One of the things that surprised me the most about the trip to Normandy was the number of Germans paying tribute at the American war memorials at Omaha Beach and the American Cemetery.
I’ve spent a lot of time thinking about the stories of war we tell, and the mythology of war we cling to.
What do the Germans tell their children when they visit these memorials dedicated to American troops?
When those old enough to remember the fathers and grandfathers who aligned themselves with Hitler stand on the bunkers at Omaha Beach, do they feel a sense of pride in the 31 Nazi soldiers who were able to kill off 627 Americans before being killed or chased off themselves?
They say the stories of war belong to the victors. So who does the story of Omaha Beach belong to? These were the matters we discussed over yet another engaging dinner at The Art Factory. Thoughtful dialogue is encouraged by hosts Rick and Mary Beth Holladay.
After presenting Tim with a chunk of the Berlin Wall along with a plate of Mary Beth’s tasty tiramisu, Rick explained how the collapse of the Iron Curtain changed the course of his family’s life. He wanted to be part of history in the making, so he and Mary Beth left their posts at Cornell and eventually ended up serving in missions in Lithuania for many years before coming to Kandern, Germany and founding The Art Factory.

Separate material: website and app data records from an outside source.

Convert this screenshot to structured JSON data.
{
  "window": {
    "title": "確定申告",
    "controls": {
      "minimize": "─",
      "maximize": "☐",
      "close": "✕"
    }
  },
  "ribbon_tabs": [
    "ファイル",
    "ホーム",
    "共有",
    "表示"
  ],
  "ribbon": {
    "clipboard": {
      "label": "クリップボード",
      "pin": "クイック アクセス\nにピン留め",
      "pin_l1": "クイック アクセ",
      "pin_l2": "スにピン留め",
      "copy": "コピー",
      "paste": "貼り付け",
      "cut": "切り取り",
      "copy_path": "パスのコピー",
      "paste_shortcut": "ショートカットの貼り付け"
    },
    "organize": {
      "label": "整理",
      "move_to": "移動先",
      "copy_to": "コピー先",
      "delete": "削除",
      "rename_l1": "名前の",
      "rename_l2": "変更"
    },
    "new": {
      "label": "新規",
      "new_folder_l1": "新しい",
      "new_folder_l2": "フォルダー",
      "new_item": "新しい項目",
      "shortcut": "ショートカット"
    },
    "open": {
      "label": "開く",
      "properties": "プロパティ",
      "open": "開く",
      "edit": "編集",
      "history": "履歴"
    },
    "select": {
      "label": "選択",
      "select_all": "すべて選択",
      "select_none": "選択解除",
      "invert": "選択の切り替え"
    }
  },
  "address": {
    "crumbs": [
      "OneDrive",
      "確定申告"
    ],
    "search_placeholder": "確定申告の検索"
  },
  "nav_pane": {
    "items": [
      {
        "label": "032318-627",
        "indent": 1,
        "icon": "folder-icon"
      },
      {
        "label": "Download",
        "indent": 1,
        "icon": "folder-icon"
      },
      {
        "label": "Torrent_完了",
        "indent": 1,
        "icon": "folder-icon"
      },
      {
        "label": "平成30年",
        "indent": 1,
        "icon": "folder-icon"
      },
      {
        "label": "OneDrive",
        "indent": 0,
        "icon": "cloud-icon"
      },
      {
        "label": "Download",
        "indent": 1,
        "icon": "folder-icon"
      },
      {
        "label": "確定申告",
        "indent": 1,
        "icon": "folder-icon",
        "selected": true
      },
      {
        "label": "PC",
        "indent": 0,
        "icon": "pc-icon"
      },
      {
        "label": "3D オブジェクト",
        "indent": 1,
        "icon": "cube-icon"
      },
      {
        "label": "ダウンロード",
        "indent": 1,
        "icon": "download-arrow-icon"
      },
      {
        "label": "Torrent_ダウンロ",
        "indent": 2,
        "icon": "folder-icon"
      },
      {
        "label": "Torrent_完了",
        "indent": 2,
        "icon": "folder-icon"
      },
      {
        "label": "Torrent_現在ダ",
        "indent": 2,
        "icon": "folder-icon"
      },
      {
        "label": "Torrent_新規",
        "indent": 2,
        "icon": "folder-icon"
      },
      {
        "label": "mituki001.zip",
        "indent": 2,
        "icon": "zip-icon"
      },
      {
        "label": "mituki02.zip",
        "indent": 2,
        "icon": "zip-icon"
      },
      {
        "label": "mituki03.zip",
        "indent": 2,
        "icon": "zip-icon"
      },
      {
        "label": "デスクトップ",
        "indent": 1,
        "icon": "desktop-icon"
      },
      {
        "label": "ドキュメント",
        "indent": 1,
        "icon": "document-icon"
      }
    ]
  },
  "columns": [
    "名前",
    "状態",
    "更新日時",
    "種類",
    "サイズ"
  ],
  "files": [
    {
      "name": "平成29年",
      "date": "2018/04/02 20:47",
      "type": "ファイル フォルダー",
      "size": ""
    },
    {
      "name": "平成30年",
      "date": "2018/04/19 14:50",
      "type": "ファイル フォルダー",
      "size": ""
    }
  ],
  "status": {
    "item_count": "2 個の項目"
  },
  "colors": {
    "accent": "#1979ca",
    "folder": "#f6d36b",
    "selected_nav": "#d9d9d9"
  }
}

Here at The Art Factory guests are encouraged to discuss history and politics and religion, the way these things are meant to be discussed, among friends, new and old, over a glass of wine and a good meal.

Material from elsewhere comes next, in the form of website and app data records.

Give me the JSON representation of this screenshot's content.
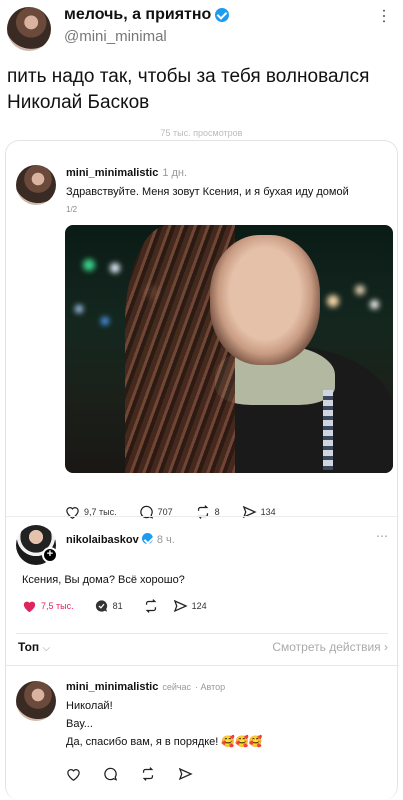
{
  "tweet": {
    "name": "мелочь, а приятно",
    "handle": "@mini_minimal",
    "text": "пить надо так, чтобы за тебя волновался Николай Басков",
    "faded_text": "75 тыс. просмотров"
  },
  "post1": {
    "username": "mini_minimalistic",
    "time": "1 дн.",
    "text": "Здравствуйте. Меня зовут Ксения, и я бухая иду домой",
    "page": "1/2",
    "likes": "9,7 тыс.",
    "comments": "707",
    "reposts": "8",
    "shares": "134"
  },
  "post2": {
    "username": "nikolaibaskov",
    "time": "8 ч.",
    "text": "Ксения, Вы дома? Всё хорошо?",
    "likes": "7,5 тыс.",
    "comments": "81",
    "shares": "124",
    "like_color": "#e0245e"
  },
  "filter": {
    "label": "Топ",
    "chevron": "⌵",
    "see_activity": "Смотреть действия",
    "see_chevron": "›"
  },
  "post3": {
    "username": "mini_minimalistic",
    "time": "сейчас",
    "author_tag": "· Автор",
    "lines": [
      "Николай!",
      "Вау...",
      "Да, спасибо вам, я в порядке! 🥰🥰🥰"
    ]
  },
  "more_icon": "⋯",
  "colors": {
    "verified": "#1d9bf0",
    "like": "#e0245e"
  }
}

There’s a civility in talking about sensitive subjects in person that is often lost, or recklessly abandoned online. But then again, there are no advertisers or sponsors driving such conversations, either. Just people talking, trying to understand one another, exchanging personal histories and learning from each other in order to live more humanely.

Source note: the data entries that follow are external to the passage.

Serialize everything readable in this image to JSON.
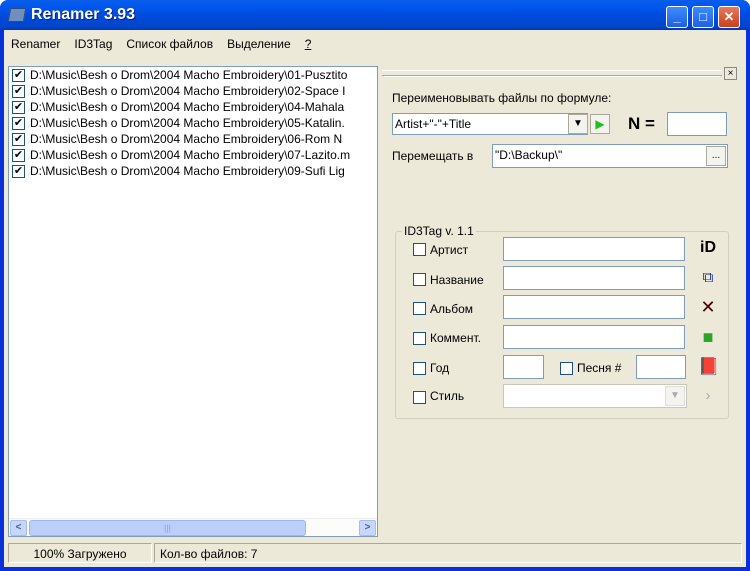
{
  "window": {
    "title": "Renamer 3.93",
    "minimize": "_",
    "maximize": "□",
    "close": "✕"
  },
  "menu": [
    "Renamer",
    "ID3Tag",
    "Список файлов",
    "Выделение",
    "?"
  ],
  "files": [
    "D:\\Music\\Besh o Drom\\2004 Macho Embroidery\\01-Pusztito",
    "D:\\Music\\Besh o Drom\\2004 Macho Embroidery\\02-Space I",
    "D:\\Music\\Besh o Drom\\2004 Macho Embroidery\\04-Mahala",
    "D:\\Music\\Besh o Drom\\2004 Macho Embroidery\\05-Katalin.",
    "D:\\Music\\Besh o Drom\\2004 Macho Embroidery\\06-Rom N",
    "D:\\Music\\Besh o Drom\\2004 Macho Embroidery\\07-Lazito.m",
    "D:\\Music\\Besh o Drom\\2004 Macho Embroidery\\09-Sufi Lig"
  ],
  "rename": {
    "label": "Переименовывать файлы по формуле:",
    "formula": "Artist+\"-\"+Title",
    "n_label": "N =",
    "n_value": "",
    "move_label": "Перемещать в",
    "move_value": "\"D:\\Backup\\\"",
    "browse": "..."
  },
  "id3": {
    "legend": "ID3Tag v. 1.1",
    "artist": "Артист",
    "title": "Название",
    "album": "Альбом",
    "comment": "Коммент.",
    "year": "Год",
    "track": "Песня #",
    "genre": "Стиль"
  },
  "status": {
    "loaded": "100% Загружено",
    "count": "Кол-во файлов: 7"
  }
}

More consciously aware of the other person.
One of the guests who joined us for dinner tonight is a native German. She had extended family members who ascribed to Lidendorf — the Hitler way. Family members who sent their children to Hitler’s youth camps.
But she knew none of that herself growing up. Her own parents, she said, were part of the Flower generation. The Student Revolution.
Germans, she said, have been very honest about their own history. Sure, there are those, even to this day, who deny that Jews were killed but they dare not speak such things aloud for the scorn and rejection that they will receive from other Germans. But then, we have those folks living among us in the US, too.
Growing up, she said, teachers insisted that students learn of their country’s role in World War II. The point wasn’t to shame anyone, but rather to teach truth.
I can’t imagine that many American students are learning of our nation’s role in the Killing Fields of Cambodia. Shoot, how many of us who grew up during the Flower generation were taught anything about Lt. Calley and the murders at My Lai?
Germans take their children to the memorial sites at the concentration camps, and teach them of the horrors that took place there, at the hands of their own people.
I’m not German, but having grown up in the South during segregation, I know something about growing up in a country that is so wonderful in so many ways but, yet, has such a dark past to account for.
I applaud the Germans for their willingness to be honest in their recounting of that history.
As someone who has spent a great deal of time trying to reconcile my own family’s history with Vietnam, it seems that we Americans do our best to avoid such accountability when it comes the wars we’ve waged, and the atrocities we’ve inflicted on others.
What say you?